Task instructions:
Count the lines containing "value" in the entries underneath, and state that count without anything else.

Records to process:
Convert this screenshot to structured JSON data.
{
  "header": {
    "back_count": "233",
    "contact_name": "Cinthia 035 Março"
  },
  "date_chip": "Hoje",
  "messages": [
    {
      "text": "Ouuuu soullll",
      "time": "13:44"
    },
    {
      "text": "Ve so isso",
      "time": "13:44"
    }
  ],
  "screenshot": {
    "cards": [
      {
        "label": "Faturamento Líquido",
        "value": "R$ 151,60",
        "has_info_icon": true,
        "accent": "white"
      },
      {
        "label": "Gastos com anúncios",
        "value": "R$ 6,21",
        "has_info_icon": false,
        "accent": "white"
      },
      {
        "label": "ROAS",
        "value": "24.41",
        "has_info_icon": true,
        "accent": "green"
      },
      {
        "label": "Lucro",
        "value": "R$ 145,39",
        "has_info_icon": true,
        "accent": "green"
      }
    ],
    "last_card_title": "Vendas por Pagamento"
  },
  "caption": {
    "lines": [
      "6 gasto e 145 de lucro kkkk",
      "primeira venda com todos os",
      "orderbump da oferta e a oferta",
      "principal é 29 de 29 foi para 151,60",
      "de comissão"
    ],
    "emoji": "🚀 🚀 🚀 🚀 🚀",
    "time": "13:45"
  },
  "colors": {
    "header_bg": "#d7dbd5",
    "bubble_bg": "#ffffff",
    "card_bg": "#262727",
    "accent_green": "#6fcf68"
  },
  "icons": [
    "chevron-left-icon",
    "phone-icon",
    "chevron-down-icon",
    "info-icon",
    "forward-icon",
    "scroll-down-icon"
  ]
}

Answer to this task:
4